_Problem_
Look below for lines that hold the string "true" and copy each one.
*** Material shown ***
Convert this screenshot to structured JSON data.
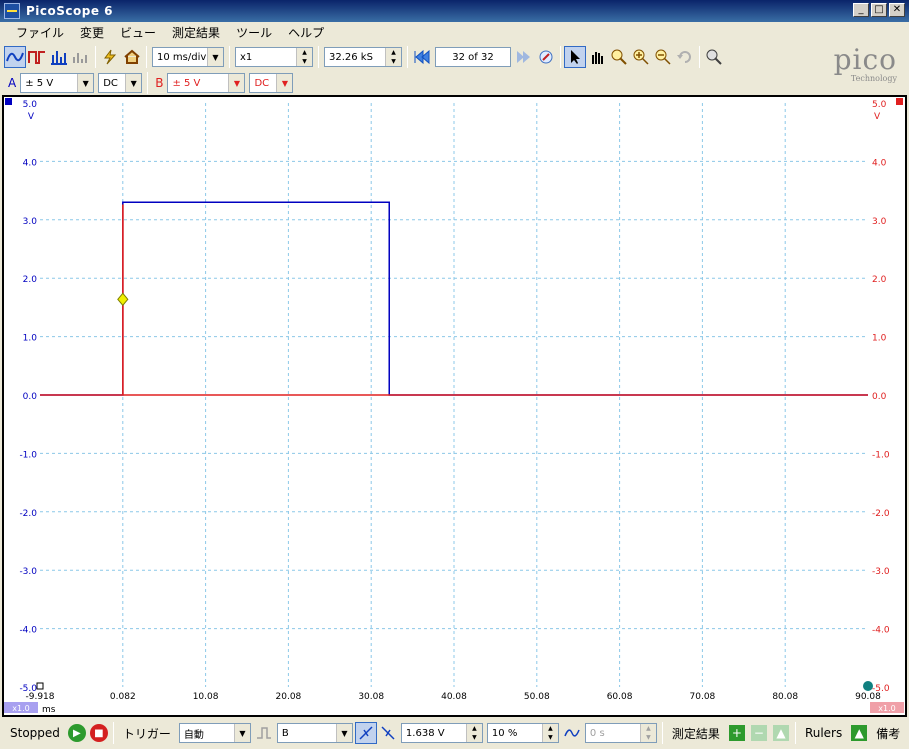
{
  "window": {
    "title": "PicoScope 6"
  },
  "window_buttons": {
    "minimize": "_",
    "maximize": "□",
    "close": "✕"
  },
  "menu": [
    "ファイル",
    "変更",
    "ビュー",
    "測定結果",
    "ツール",
    "ヘルプ"
  ],
  "toolbar": {
    "timebase": "10 ms/div",
    "zoom": "x1",
    "samples": "32.26 kS",
    "buffer": "32 of 32"
  },
  "channels": {
    "a": {
      "label": "A",
      "range": "± 5 V",
      "coupling": "DC",
      "color": "#0000c0"
    },
    "b": {
      "label": "B",
      "range": "± 5 V",
      "coupling": "DC",
      "color": "#e02020"
    }
  },
  "logo": {
    "name": "pico",
    "subtitle": "Technology"
  },
  "chart_data": {
    "type": "line",
    "x_unit": "ms",
    "x_ticks": [
      "-9.918",
      "0.082",
      "10.08",
      "20.08",
      "30.08",
      "40.08",
      "50.08",
      "60.08",
      "70.08",
      "80.08",
      "90.08"
    ],
    "y_ticks_left": [
      "5.0",
      "4.0",
      "3.0",
      "2.0",
      "1.0",
      "0.0",
      "-1.0",
      "-2.0",
      "-3.0",
      "-4.0",
      "-5.0"
    ],
    "y_ticks_right": [
      "5.0",
      "4.0",
      "3.0",
      "2.0",
      "1.0",
      "0.0",
      "-1.0",
      "-2.0",
      "-3.0",
      "-4.0",
      "-5.0"
    ],
    "y_unit_left": "V",
    "y_unit_right": "V",
    "xlim": [
      -9.918,
      90.08
    ],
    "ylim": [
      -5,
      5
    ],
    "grid": true,
    "series": [
      {
        "name": "A",
        "color": "#0000c0",
        "x": [
          -9.918,
          0.082,
          0.082,
          32.26,
          32.26,
          90.08
        ],
        "y": [
          0,
          0,
          3.3,
          3.3,
          0,
          0
        ]
      },
      {
        "name": "B",
        "color": "#e02020",
        "x": [
          -9.918,
          0.082,
          0.082,
          0.1,
          0.1,
          90.08
        ],
        "y": [
          0,
          0,
          3.25,
          3.25,
          0,
          0
        ]
      }
    ],
    "trigger_marker": {
      "x": 0.082,
      "y": 1.638
    },
    "left_scale_badge": "x1.0",
    "right_scale_badge": "x1.0"
  },
  "status": {
    "state": "Stopped",
    "trigger_label": "トリガー",
    "trigger_mode": "自動",
    "trigger_source": "B",
    "trigger_level": "1.638 V",
    "pretrigger": "10 %",
    "delay": "0 s",
    "measurements_label": "測定結果",
    "rulers_label": "Rulers",
    "notes_label": "備考"
  }
}
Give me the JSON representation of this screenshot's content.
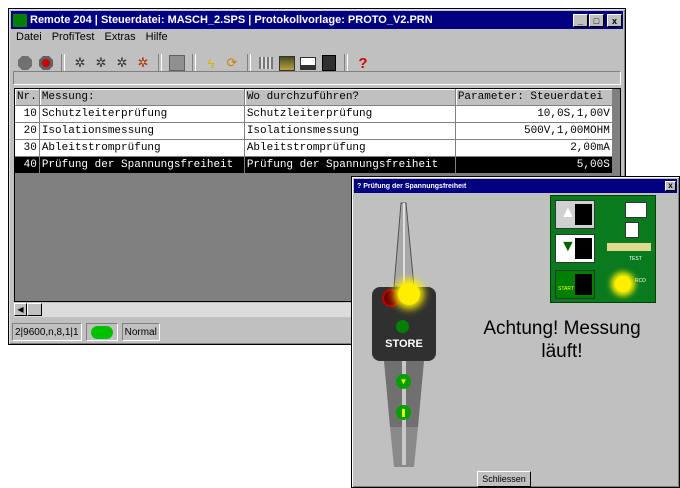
{
  "main_window": {
    "title": "Remote 204 | Steuerdatei: MASCH_2.SPS | Protokollvorlage: PROTO_V2.PRN",
    "controls": {
      "minimize": "_",
      "maximize": "□",
      "close": "x"
    },
    "menu": [
      "Datei",
      "ProfiTest",
      "Extras",
      "Hilfe"
    ],
    "toolbar_icons": [
      "stop-icon",
      "record-icon",
      "gear-icon",
      "gear-icon",
      "gear-wrench-icon",
      "gear-multicolor-icon",
      "gray-square-icon",
      "lightning-icon",
      "refresh-icon",
      "grid-icon",
      "image-icon",
      "print-icon",
      "calculator-icon",
      "help-icon"
    ],
    "table": {
      "headers": [
        "Nr.",
        "Messung:",
        "Wo durchzuführen?",
        "Parameter: Steuerdatei"
      ],
      "rows": [
        {
          "nr": "10",
          "messung": "Schutzleiterprüfung",
          "wo": "Schutzleiterprüfung",
          "param": "10,0S,1,00V"
        },
        {
          "nr": "20",
          "messung": "Isolationsmessung",
          "wo": "Isolationsmessung",
          "param": "500V,1,00MOHM"
        },
        {
          "nr": "30",
          "messung": "Ableitstromprüfung",
          "wo": "Ableitstromprüfung",
          "param": "2,00mA"
        },
        {
          "nr": "40",
          "messung": "Prüfung der Spannungsfreiheit",
          "wo": "Prüfung der Spannungsfreiheit",
          "param": "5,00S"
        }
      ],
      "selected_row": 3
    },
    "status": {
      "port": "2|9600,n,8,1|1",
      "mode": "Normal",
      "led_color": "#00c000"
    }
  },
  "dialog": {
    "title": "?  Prüfung der Spannungsfreiheit",
    "close_symbol": "x",
    "message": "Achtung! Messung läuft!",
    "close_button": "Schliessen",
    "probe_label": "STORE",
    "panel_labels": {
      "test": "TEST",
      "start": "START",
      "rcd": "RCD"
    }
  },
  "colors": {
    "titlebar": "#000080",
    "selection": "#000000",
    "panel_green": "#0a7a1e",
    "led_green": "#00c000",
    "warning_yellow": "#ffee00",
    "help_red": "#d00000"
  }
}
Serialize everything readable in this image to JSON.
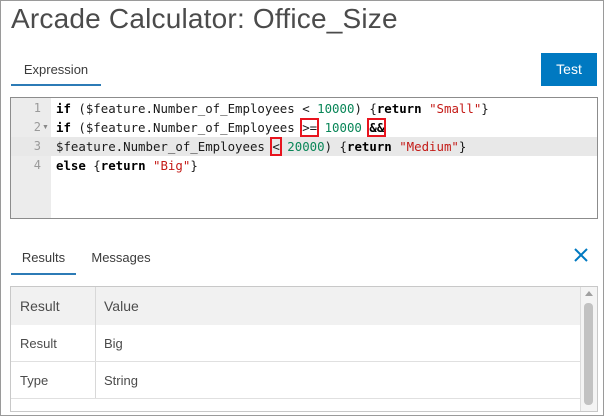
{
  "window": {
    "title": "Arcade Calculator: Office_Size"
  },
  "editor": {
    "tab_label": "Expression",
    "test_button_label": "Test",
    "lines": [
      {
        "number": "1",
        "tokens": {
          "t1": "if",
          "t2": " ($feature.Number_of_Employees ",
          "t3": "<",
          "t4": " ",
          "t5": "10000",
          "t6": ") {",
          "t7": "return",
          "t8": " ",
          "t9": "\"Small\"",
          "t10": "}"
        }
      },
      {
        "number": "2",
        "fold_icon": "fold-arrow-icon",
        "tokens": {
          "t1": "if",
          "t2": " ($feature.Number_of_Employees ",
          "t3": ">=",
          "t4": " ",
          "t5": "10000",
          "t6": " ",
          "t7": "&&"
        }
      },
      {
        "number": "3",
        "tokens": {
          "t1": "$feature.Number_of_Employees ",
          "t2": "<",
          "t3": " ",
          "t4": "20000",
          "t5": ") {",
          "t6": "return",
          "t7": " ",
          "t8": "\"Medium\"",
          "t9": "}"
        }
      },
      {
        "number": "4",
        "tokens": {
          "t1": "else",
          "t2": " {",
          "t3": "return",
          "t4": " ",
          "t5": "\"Big\"",
          "t6": "}"
        }
      }
    ],
    "highlight_color": "#e8141e"
  },
  "results_panel": {
    "tabs": [
      {
        "label": "Results"
      },
      {
        "label": "Messages"
      }
    ],
    "close_icon": "close-icon",
    "table": {
      "headers": [
        "Result",
        "Value"
      ],
      "rows": [
        [
          "Result",
          "Big"
        ],
        [
          "Type",
          "String"
        ]
      ]
    }
  },
  "colors": {
    "accent": "#0079c1",
    "tab_underline": "#2c7bb6",
    "number": "#098658",
    "string": "#c41a16"
  }
}
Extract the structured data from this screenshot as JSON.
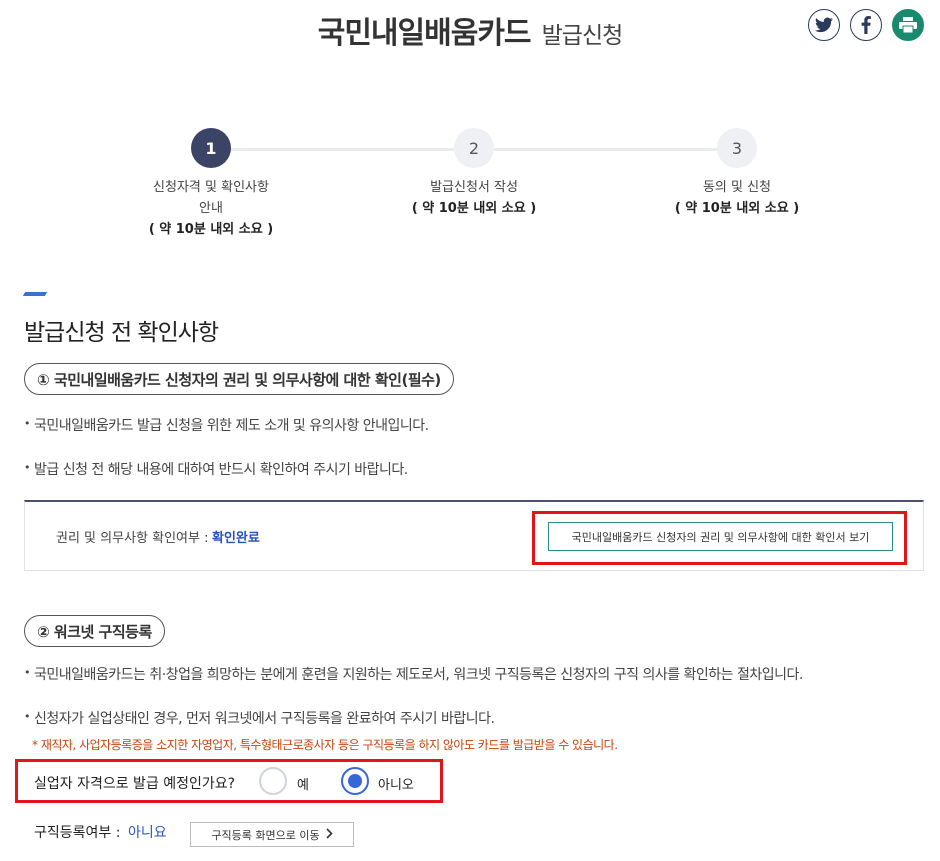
{
  "header": {
    "title_main": "국민내일배움카드",
    "title_sub": "발급신청",
    "share_icons": [
      "twitter-icon",
      "facebook-icon",
      "print-icon"
    ],
    "print_color": "#1a8a6e"
  },
  "steps": [
    {
      "number": "1",
      "label": "신청자격 및 확인사항",
      "label2": "안내",
      "duration": "( 약 10분 내외 소요 )",
      "active": true
    },
    {
      "number": "2",
      "label": "발급신청서 작성",
      "duration": "( 약 10분 내외 소요 )",
      "active": false
    },
    {
      "number": "3",
      "label": "동의 및 신청",
      "duration": "( 약 10분 내외 소요 )",
      "active": false
    }
  ],
  "section": {
    "title": "발급신청 전 확인사항"
  },
  "part1": {
    "heading": "① 국민내일배움카드 신청자의 권리 및 의무사항에 대한 확인(필수)",
    "bullets": [
      "국민내일배움카드 발급 신청을 위한 제도 소개 및 유의사항 안내입니다.",
      "발급 신청 전 해당 내용에 대하여 반드시 확인하여 주시기 바랍니다."
    ],
    "confirm_label": "권리 및 의무사항 확인여부 :",
    "confirm_value": "확인완료",
    "view_button": "국민내일배움카드 신청자의 권리 및 의무사항에 대한 확인서 보기"
  },
  "part2": {
    "heading": "② 워크넷 구직등록",
    "bullets": [
      "국민내일배움카드는 취·창업을 희망하는 분에게 훈련을 지원하는 제도로서, 워크넷 구직등록은 신청자의 구직 의사를 확인하는 절차입니다.",
      "신청자가 실업상태인 경우, 먼저 워크넷에서 구직등록을 완료하여 주시기 바랍니다."
    ],
    "note": "* 재직자, 사업자등록증을 소지한 자영업자, 특수형태근로종사자 등은 구직등록을 하지 않아도 카드를 발급받을 수 있습니다.",
    "question": "실업자 자격으로 발급 예정인가요?",
    "option_yes": "예",
    "option_no": "아니오",
    "selected": "아니오",
    "jobreg_label": "구직등록여부 :",
    "jobreg_value": "아니요",
    "goto_button": "구직등록 화면으로 이동"
  },
  "colors": {
    "accent": "#3a6fd6",
    "highlight_border": "#e3151c",
    "note_text": "#c8430c",
    "link_blue": "#2653c4"
  }
}
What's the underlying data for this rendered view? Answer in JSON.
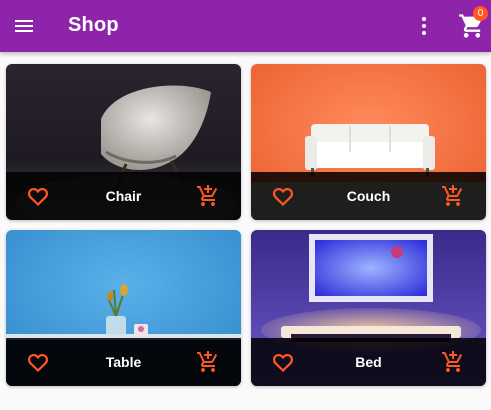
{
  "app_bar": {
    "title": "Shop",
    "menu_icon": "menu-icon",
    "more_icon": "more-vert-icon",
    "cart_icon": "shopping-cart-icon",
    "cart_count": "0",
    "background_color": "#8e24aa",
    "badge_color": "#ff5722"
  },
  "products": [
    {
      "name": "Chair",
      "favorite_icon": "heart-outline-icon",
      "cart_icon": "add-shopping-cart-icon"
    },
    {
      "name": "Couch",
      "favorite_icon": "heart-outline-icon",
      "cart_icon": "add-shopping-cart-icon"
    },
    {
      "name": "Table",
      "favorite_icon": "heart-outline-icon",
      "cart_icon": "add-shopping-cart-icon"
    },
    {
      "name": "Bed",
      "favorite_icon": "heart-outline-icon",
      "cart_icon": "add-shopping-cart-icon"
    }
  ],
  "colors": {
    "accent": "#ff5722",
    "tile_footer": "#000000"
  }
}
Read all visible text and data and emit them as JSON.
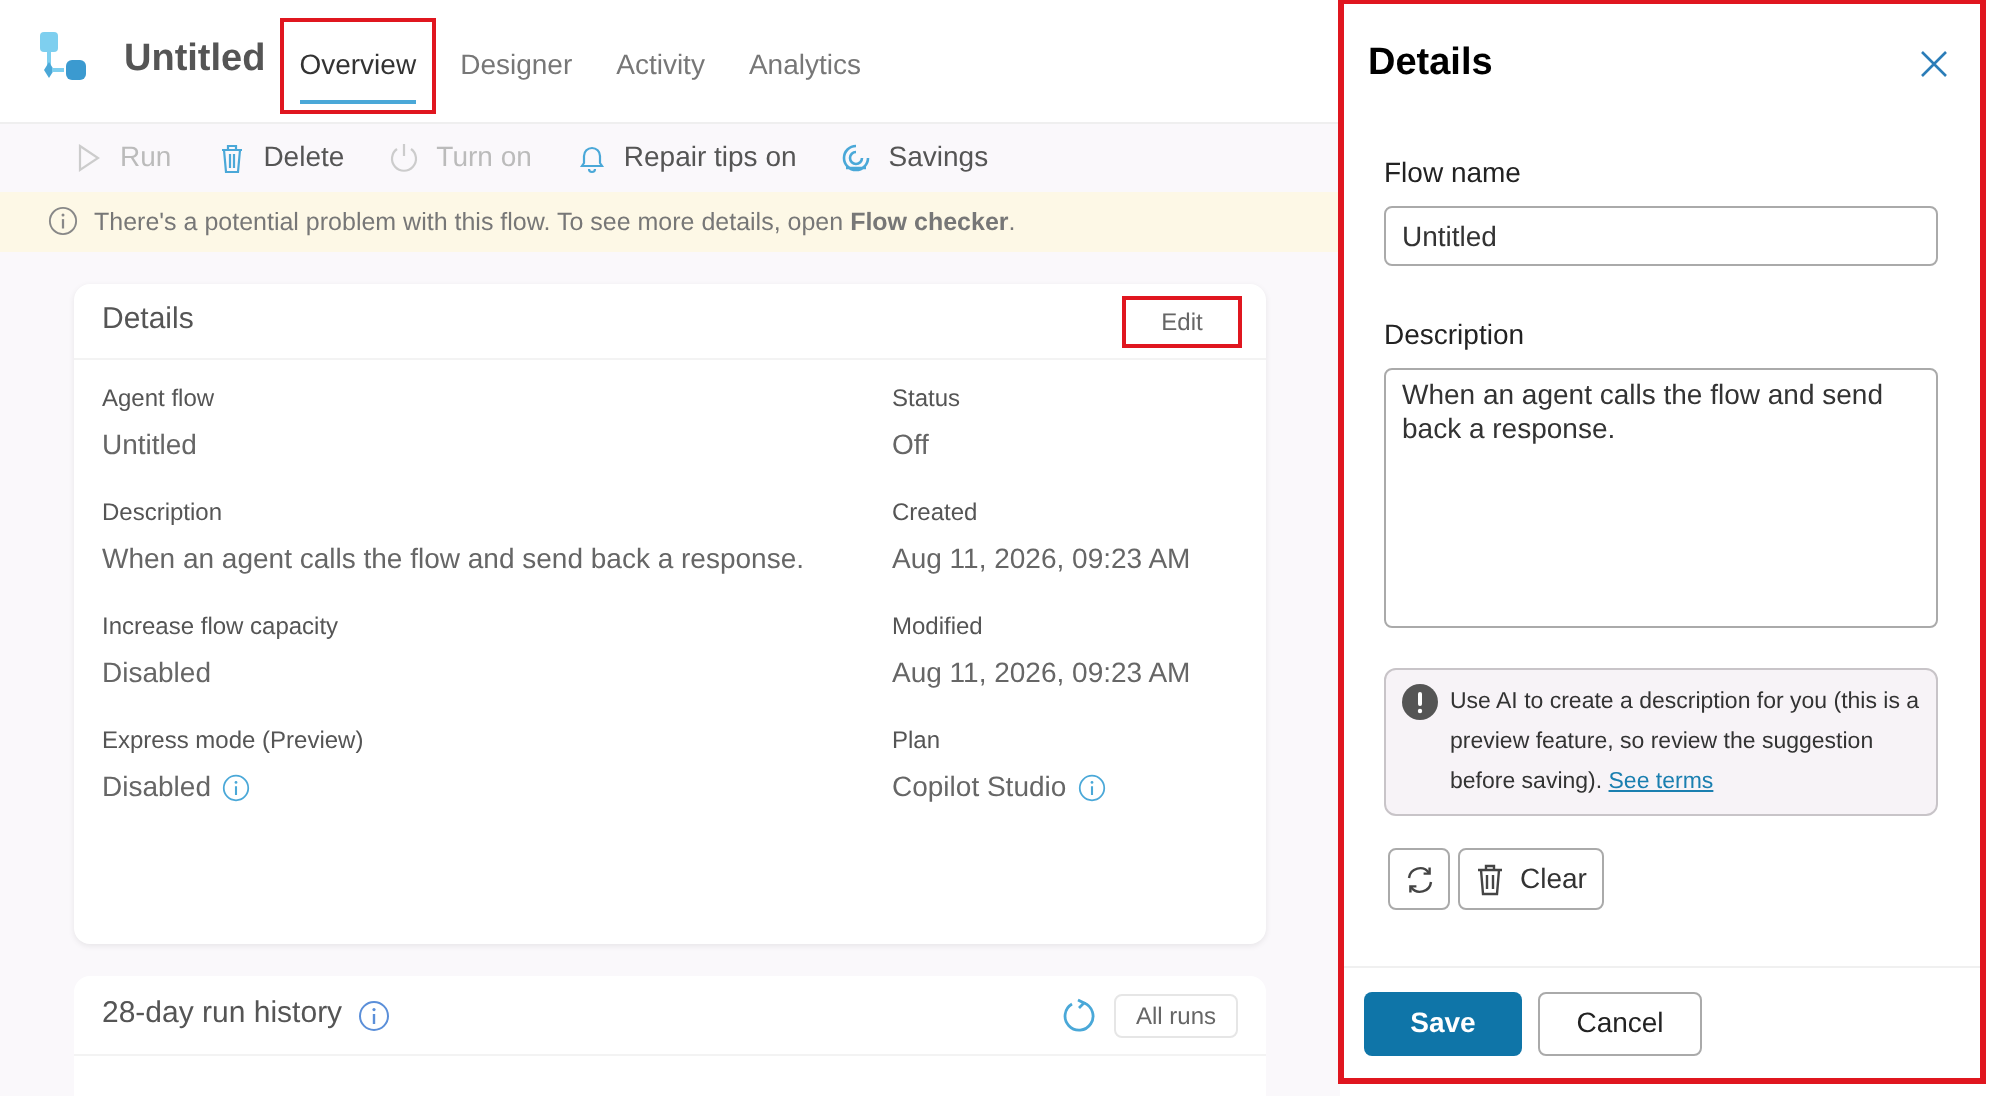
{
  "app": {
    "title": "Untitled"
  },
  "tabs": [
    {
      "label": "Overview",
      "selected": true,
      "highlighted": true
    },
    {
      "label": "Designer",
      "selected": false,
      "highlighted": false
    },
    {
      "label": "Activity",
      "selected": false,
      "highlighted": false
    },
    {
      "label": "Analytics",
      "selected": false,
      "highlighted": false
    }
  ],
  "toolbar": [
    {
      "kind": "run",
      "label": "Run",
      "disabled": true
    },
    {
      "kind": "delete",
      "label": "Delete",
      "disabled": false
    },
    {
      "kind": "power",
      "label": "Turn on",
      "disabled": true
    },
    {
      "kind": "bell",
      "label": "Repair tips on",
      "disabled": false
    },
    {
      "kind": "savings",
      "label": "Savings",
      "disabled": false
    }
  ],
  "banner": {
    "text": "There's a potential problem with this flow. To see more details, open **Flow checker**."
  },
  "details_card": {
    "title": "Details",
    "edit_button": {
      "label": "Edit",
      "highlighted": true
    },
    "fields": [
      {
        "label": "Agent flow",
        "value": "Untitled",
        "info": false
      },
      {
        "label": "Status",
        "value": "Off",
        "info": false
      },
      {
        "label": "Description",
        "value": "When an agent calls the flow and send back a response.",
        "info": false
      },
      {
        "label": "Created",
        "value": "Aug 11, 2026, 09:23 AM",
        "info": false
      },
      {
        "label": "Increase flow capacity",
        "value": "Disabled",
        "info": false
      },
      {
        "label": "Modified",
        "value": "Aug 11, 2026, 09:23 AM",
        "info": false
      },
      {
        "label": "Express mode (Preview)",
        "value": "Disabled",
        "info": true
      },
      {
        "label": "Plan",
        "value": "Copilot Studio",
        "info": true
      }
    ]
  },
  "run_history": {
    "title": "28-day run history",
    "all_runs": "All runs"
  },
  "panel": {
    "title": "Details",
    "highlighted": true,
    "flow_name": {
      "label": "Flow name",
      "value": "Untitled"
    },
    "description": {
      "label": "Description",
      "value": "When an agent calls the flow and send back a response."
    },
    "ai_notice": {
      "text": "Use AI to create a description for you (this is a preview feature, so review the suggestion before saving).",
      "link": "See terms"
    },
    "clear_button": "Clear",
    "save": "Save",
    "cancel": "Cancel"
  }
}
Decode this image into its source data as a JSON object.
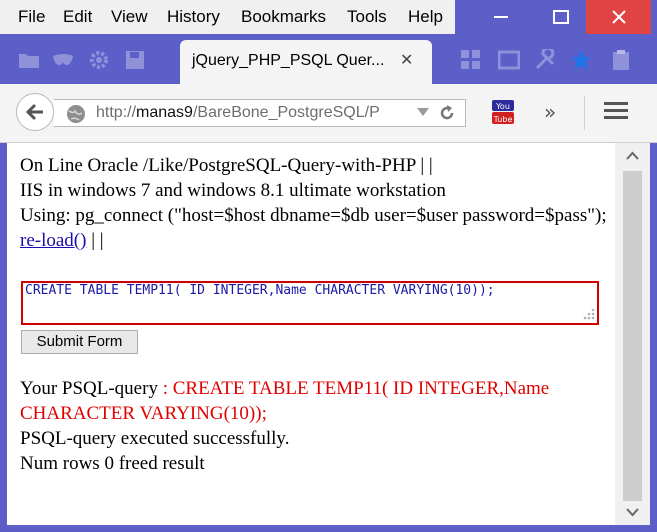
{
  "menu": [
    "File",
    "Edit",
    "View",
    "History",
    "Bookmarks",
    "Tools",
    "Help"
  ],
  "tab": {
    "title": "jQuery_PHP_PSQL Quer...",
    "close": "✕"
  },
  "nav": {
    "url_prefix": "http://",
    "url_host": "manas9",
    "url_path": "/BareBone_PostgreSQL/P",
    "more": "»"
  },
  "page": {
    "line1": "On Line Oracle /Like/PostgreSQL-Query-with-PHP | |",
    "line2": "IIS in windows 7 and windows 8.1 ultimate workstation",
    "line3": "Using: pg_connect (\"host=$host dbname=$db user=$user password=$pass\");",
    "reload_link": "re-load()",
    "reload_sep": " | |",
    "sql_input": "CREATE TABLE TEMP11( ID INTEGER,Name CHARACTER VARYING(10));",
    "submit_label": "Submit Form",
    "query_label": "Your PSQL-query",
    "query_value": ": CREATE TABLE TEMP11( ID INTEGER,Name CHARACTER VARYING(10));",
    "status": "PSQL-query executed successfully.",
    "rows": "Num rows 0 freed result"
  },
  "colors": {
    "window_frame": "#5b5fc7",
    "close_button": "#e04343",
    "sql_border": "#d00000",
    "query_text": "#e00000",
    "link": "#1a0dab"
  }
}
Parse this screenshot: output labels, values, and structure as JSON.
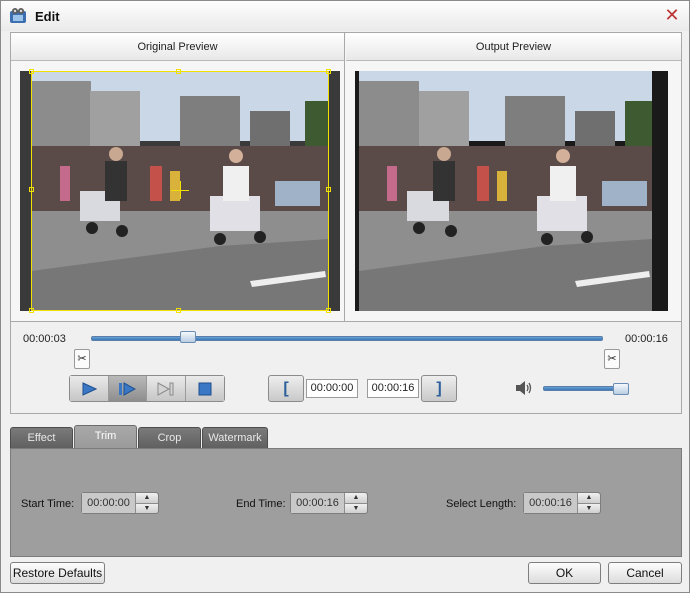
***
_Exercise answer_
    "grid": true,
      "active": true
      "selected": true,
      "highlighted": true
      "disabled": true
      "disabled": true
      "highlighted": true
        "info": true
        "info": true
    "highlighted": true,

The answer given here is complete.